***** DATASET EXTRACT *****
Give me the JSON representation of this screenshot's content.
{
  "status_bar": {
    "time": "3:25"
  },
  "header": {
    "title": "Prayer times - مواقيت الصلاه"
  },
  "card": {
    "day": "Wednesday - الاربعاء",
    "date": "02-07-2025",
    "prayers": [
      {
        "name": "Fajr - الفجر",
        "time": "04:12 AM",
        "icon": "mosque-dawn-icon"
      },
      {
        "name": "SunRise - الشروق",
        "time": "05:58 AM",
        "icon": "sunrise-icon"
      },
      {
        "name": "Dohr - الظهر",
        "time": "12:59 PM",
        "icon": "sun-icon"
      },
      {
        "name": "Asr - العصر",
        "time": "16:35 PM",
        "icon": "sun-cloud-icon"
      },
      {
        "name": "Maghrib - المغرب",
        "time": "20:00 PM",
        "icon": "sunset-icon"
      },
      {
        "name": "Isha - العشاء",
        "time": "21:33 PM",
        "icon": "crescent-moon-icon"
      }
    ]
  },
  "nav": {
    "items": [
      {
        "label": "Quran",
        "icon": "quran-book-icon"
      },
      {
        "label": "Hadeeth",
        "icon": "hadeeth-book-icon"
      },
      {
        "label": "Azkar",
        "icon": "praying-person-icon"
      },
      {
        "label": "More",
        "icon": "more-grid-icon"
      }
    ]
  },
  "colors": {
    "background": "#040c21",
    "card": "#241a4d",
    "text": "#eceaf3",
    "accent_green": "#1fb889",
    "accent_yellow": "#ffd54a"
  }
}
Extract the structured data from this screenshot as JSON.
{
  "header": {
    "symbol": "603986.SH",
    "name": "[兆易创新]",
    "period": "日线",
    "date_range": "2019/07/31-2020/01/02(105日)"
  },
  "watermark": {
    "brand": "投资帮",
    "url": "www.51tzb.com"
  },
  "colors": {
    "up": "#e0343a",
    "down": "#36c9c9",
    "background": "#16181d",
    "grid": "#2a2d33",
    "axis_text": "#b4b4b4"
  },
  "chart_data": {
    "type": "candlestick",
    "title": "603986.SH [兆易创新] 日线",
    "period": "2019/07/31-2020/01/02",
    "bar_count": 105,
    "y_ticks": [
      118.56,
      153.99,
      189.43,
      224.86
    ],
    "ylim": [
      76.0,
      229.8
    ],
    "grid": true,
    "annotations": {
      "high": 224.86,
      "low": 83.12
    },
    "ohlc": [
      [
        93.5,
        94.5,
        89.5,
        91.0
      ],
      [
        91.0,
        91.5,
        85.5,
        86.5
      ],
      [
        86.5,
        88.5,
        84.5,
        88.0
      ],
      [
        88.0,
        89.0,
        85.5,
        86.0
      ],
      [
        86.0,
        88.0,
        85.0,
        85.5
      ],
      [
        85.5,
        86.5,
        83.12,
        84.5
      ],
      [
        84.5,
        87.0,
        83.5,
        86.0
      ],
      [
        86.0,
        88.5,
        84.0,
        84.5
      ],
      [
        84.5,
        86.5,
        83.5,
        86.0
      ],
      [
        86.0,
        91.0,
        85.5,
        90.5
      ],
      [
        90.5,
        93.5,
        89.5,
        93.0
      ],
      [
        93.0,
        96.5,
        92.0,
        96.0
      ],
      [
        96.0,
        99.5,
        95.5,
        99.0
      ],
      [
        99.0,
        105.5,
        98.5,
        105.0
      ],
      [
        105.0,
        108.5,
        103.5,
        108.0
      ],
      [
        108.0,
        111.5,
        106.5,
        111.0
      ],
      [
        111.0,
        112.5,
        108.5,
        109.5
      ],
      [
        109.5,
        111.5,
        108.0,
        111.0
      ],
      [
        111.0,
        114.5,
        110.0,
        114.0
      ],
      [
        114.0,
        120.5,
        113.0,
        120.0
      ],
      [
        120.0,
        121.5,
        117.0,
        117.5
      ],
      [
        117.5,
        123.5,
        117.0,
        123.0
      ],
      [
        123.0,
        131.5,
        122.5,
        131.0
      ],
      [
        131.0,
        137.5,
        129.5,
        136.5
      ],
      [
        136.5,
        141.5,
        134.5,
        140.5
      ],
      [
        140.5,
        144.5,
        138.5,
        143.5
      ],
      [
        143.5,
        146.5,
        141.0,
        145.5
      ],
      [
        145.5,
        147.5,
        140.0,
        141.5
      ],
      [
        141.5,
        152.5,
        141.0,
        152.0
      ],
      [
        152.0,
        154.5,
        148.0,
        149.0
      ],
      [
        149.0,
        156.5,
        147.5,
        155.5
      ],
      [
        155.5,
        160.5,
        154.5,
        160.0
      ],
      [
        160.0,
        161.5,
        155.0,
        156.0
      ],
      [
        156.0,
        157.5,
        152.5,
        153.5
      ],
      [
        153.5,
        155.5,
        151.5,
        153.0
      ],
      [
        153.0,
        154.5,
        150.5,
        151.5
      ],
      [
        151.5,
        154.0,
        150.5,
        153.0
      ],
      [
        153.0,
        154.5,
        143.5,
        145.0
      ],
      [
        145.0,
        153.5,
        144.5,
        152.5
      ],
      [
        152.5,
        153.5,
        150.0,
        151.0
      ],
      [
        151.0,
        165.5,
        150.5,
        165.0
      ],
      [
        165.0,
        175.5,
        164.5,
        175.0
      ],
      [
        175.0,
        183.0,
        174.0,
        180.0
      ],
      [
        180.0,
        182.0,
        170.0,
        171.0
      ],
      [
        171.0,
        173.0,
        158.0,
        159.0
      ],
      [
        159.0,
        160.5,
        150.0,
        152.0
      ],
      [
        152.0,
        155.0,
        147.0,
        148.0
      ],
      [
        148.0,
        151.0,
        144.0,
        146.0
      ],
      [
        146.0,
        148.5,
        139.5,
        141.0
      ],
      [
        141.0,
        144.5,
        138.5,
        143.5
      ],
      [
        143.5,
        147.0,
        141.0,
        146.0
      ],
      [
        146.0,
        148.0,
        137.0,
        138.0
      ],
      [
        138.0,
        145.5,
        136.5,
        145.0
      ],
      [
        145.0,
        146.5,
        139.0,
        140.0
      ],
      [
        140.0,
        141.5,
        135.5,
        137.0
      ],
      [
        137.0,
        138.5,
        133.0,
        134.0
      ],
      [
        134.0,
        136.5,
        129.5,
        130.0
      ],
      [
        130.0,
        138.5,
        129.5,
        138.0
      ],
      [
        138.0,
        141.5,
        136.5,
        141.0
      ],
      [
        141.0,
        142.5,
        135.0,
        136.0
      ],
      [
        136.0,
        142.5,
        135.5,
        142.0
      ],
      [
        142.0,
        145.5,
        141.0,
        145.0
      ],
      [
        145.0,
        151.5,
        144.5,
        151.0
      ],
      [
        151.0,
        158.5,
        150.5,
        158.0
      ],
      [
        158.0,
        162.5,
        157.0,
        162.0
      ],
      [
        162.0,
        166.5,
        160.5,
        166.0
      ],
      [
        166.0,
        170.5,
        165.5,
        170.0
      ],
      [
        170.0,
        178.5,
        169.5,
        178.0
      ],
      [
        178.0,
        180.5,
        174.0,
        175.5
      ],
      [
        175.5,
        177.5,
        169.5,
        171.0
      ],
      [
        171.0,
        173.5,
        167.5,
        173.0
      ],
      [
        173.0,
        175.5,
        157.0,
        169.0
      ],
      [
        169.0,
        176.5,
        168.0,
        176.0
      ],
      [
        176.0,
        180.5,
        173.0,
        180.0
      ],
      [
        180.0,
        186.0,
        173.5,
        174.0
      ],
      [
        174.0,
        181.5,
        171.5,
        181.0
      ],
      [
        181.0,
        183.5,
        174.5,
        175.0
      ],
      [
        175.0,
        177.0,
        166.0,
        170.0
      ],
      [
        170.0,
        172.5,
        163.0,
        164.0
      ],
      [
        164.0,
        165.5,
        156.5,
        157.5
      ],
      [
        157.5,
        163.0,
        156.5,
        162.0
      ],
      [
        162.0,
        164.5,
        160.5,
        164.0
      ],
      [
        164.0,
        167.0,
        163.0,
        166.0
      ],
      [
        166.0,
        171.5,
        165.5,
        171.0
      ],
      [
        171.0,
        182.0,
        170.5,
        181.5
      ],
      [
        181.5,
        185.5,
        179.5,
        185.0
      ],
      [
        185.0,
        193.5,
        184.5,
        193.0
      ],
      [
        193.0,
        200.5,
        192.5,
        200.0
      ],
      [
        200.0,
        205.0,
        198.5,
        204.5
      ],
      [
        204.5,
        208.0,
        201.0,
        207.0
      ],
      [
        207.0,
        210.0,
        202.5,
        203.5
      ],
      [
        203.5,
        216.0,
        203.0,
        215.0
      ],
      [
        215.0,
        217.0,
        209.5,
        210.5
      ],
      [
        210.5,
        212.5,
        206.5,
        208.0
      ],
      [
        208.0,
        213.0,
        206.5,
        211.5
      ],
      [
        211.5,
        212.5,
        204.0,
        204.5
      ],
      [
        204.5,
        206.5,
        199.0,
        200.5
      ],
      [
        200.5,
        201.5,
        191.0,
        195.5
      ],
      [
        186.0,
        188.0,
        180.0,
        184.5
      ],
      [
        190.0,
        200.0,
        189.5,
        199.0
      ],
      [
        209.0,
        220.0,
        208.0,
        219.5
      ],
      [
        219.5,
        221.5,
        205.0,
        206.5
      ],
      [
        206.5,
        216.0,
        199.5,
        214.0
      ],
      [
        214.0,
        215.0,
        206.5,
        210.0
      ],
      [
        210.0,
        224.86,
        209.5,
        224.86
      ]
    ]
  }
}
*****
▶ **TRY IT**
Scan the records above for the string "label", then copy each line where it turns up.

▶ **WORKED SOLUTION**
        "label": "Quran",
        "label": "Hadeeth",
        "label": "Azkar",
        "label": "More",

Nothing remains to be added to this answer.